Other witnesses testified tending to show positive identification of the defendant Kolakowski as one of the three occupants of a 1949 Pontiac parked on the side of the road north of Roanoke during the early morning hours of May 25, 1962; that this same Pontiac was bought at approximately 10:00 A.M. in Roanoke, Virginia, by a Mr. Thomas, who, after the purchase, afforded the three persons a ride in his car to a point in the city of Roanoke one-half block from the Carlton Terrace Apartment Building in which the garage is located from which Ernouf's car was stolen.


By way of summary, we think this evidence is sufficient to justify the jury's finding: (1) that Ernouf's automobile was stolen from his locked garage some time after 8:30 A.M. on May 25, 1962, in Roanoke, Virginia; (2) that it was transported in interstate commerce from the State of Virginia into the State of Maryland; (3) that it was found in the joint possession of the defendant Kolakowski and the two accomplices within approximately twenty-four hours maximum time after it had been stolen.

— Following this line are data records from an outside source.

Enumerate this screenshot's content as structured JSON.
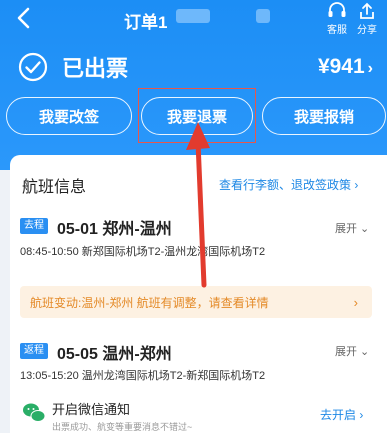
{
  "nav": {
    "title": "订单1",
    "service_label": "客服",
    "share_label": "分享"
  },
  "status": {
    "text": "已出票",
    "price": "¥941",
    "price_chevron": "›"
  },
  "actions": {
    "change": "我要改签",
    "refund": "我要退票",
    "reimburse": "我要报销"
  },
  "flight_info": {
    "title": "航班信息",
    "policy_link": "查看行李额、退改签政策",
    "policy_chevron": "›"
  },
  "segments": [
    {
      "tag": "去程",
      "date_route": "05-01 郑州-温州",
      "detail": "08:45-10:50 新郑国际机场T2-温州龙湾国际机场T2",
      "expand": "展开"
    },
    {
      "tag": "返程",
      "date_route": "05-05 温州-郑州",
      "detail": "13:05-15:20 温州龙湾国际机场T2-新郑国际机场T2",
      "expand": "展开"
    }
  ],
  "notice": {
    "text": "航班变动:温州-郑州 航班有调整，请查看详情",
    "chevron": "›"
  },
  "wechat": {
    "title": "开启微信通知",
    "subtitle": "出票成功、航变等重要消息不错过~",
    "action": "去开启"
  },
  "colors": {
    "header_blue": "#1c8ef5",
    "link_blue": "#1e88e5",
    "notice_bg": "#fdf1e2",
    "notice_text": "#e48a28",
    "highlight_red": "#e8574a",
    "wechat_green": "#2aae67"
  }
}
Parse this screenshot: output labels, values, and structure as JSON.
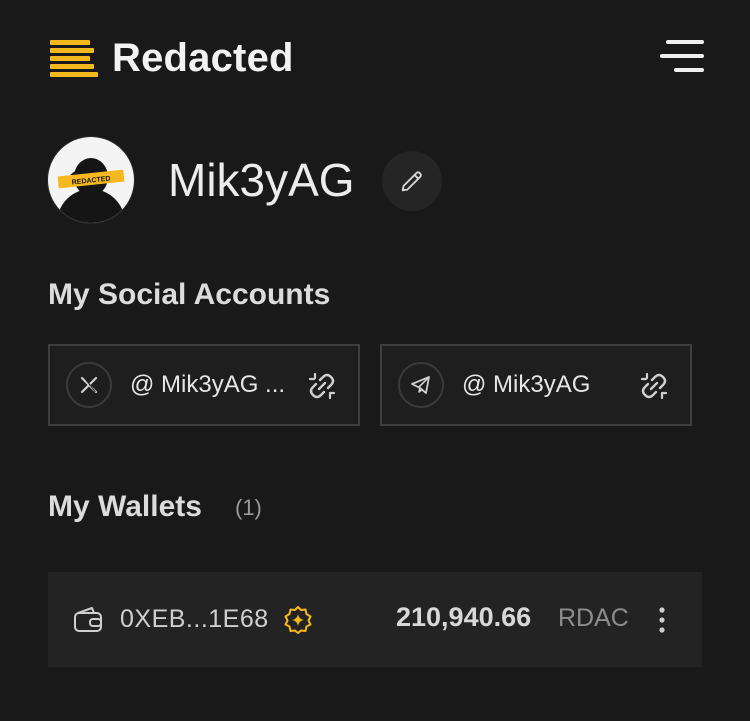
{
  "header": {
    "brand": "Redacted",
    "brand_color": "#f5b91f",
    "menu_icon": "menu-icon"
  },
  "profile": {
    "avatar_label": "REDACTED",
    "username": "Mik3yAG",
    "edit_icon": "pencil-icon"
  },
  "social": {
    "title": "My Social Accounts",
    "accounts": [
      {
        "platform": "x-icon",
        "handle": "@ Mik3yAG ...",
        "action_icon": "relink-icon"
      },
      {
        "platform": "telegram-icon",
        "handle": "@ Mik3yAG",
        "action_icon": "relink-icon"
      }
    ]
  },
  "wallets": {
    "title": "My Wallets",
    "count": "(1)",
    "items": [
      {
        "address": "0XEB...1E68",
        "badge_icon": "verified-sparkle-icon",
        "badge_color": "#f5b91f",
        "balance": "210,940.66",
        "ticker": "RDAC",
        "more_icon": "more-vertical-icon"
      }
    ]
  }
}
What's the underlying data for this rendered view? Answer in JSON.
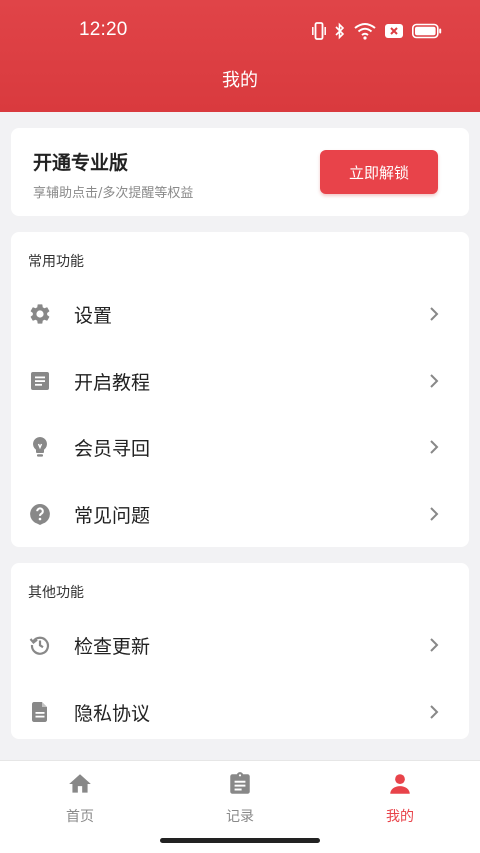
{
  "status_bar": {
    "time": "12:20",
    "icons": [
      "vibrate-icon",
      "bluetooth-icon",
      "wifi-icon",
      "sim-off-icon",
      "battery-icon"
    ]
  },
  "nav": {
    "title": "我的"
  },
  "pro_card": {
    "title": "开通专业版",
    "subtitle": "享辅助点击/多次提醒等权益",
    "button_label": "立即解锁"
  },
  "common_section": {
    "title": "常用功能",
    "items": [
      {
        "label": "设置",
        "icon": "gear-icon"
      },
      {
        "label": "开启教程",
        "icon": "document-icon"
      },
      {
        "label": "会员寻回",
        "icon": "lightbulb-icon"
      },
      {
        "label": "常见问题",
        "icon": "help-circle-icon"
      }
    ]
  },
  "other_section": {
    "title": "其他功能",
    "items": [
      {
        "label": "检查更新",
        "icon": "update-icon"
      },
      {
        "label": "隐私协议",
        "icon": "file-icon"
      }
    ]
  },
  "tabbar": {
    "items": [
      {
        "label": "首页",
        "icon": "home-icon",
        "active": false
      },
      {
        "label": "记录",
        "icon": "clipboard-icon",
        "active": false
      },
      {
        "label": "我的",
        "icon": "person-icon",
        "active": true
      }
    ]
  },
  "colors": {
    "brand_red": "#e8434a",
    "header_red": "#dc3d42",
    "icon_gray": "#888888",
    "text_gray": "#8a8a8a",
    "background": "#f2f2f4"
  }
}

The fact of possession in Maryland of a vehicle so recently stolen in Virginia would support an inference that the possessor or possessors was guilty of the theft and participated in the removal of the stolen goods. United States v. Borda, supra; Battaglia v. United States, 205 F.2d 824 (4th Cir., 1953). Such an inference is further supported by testimony which places Kolakowski in the Roanoke, Virginia, area where the theft occurred. The defendant's admission that he was a member of the group when the other car was sold in Roanoke, plus the testimony that the three men were taken to a point within a block of the place of theft, establishes beyond question that the defendant had the opportunity to commit the crime and was near the place where it was committed at 10:15 A.M. on the day of the theft. The jury was fully justified in putting together the elements of opportunity and recent possession and coming to the conclusion that Kolakowski was one of those who stole the vehicle and participated in its removal in interstate commerce.


We conclude the verdict is amply supported by the evidence and that the motion for judgment of acquittal was properly denied, and that the motion for a new trial was properly overruled.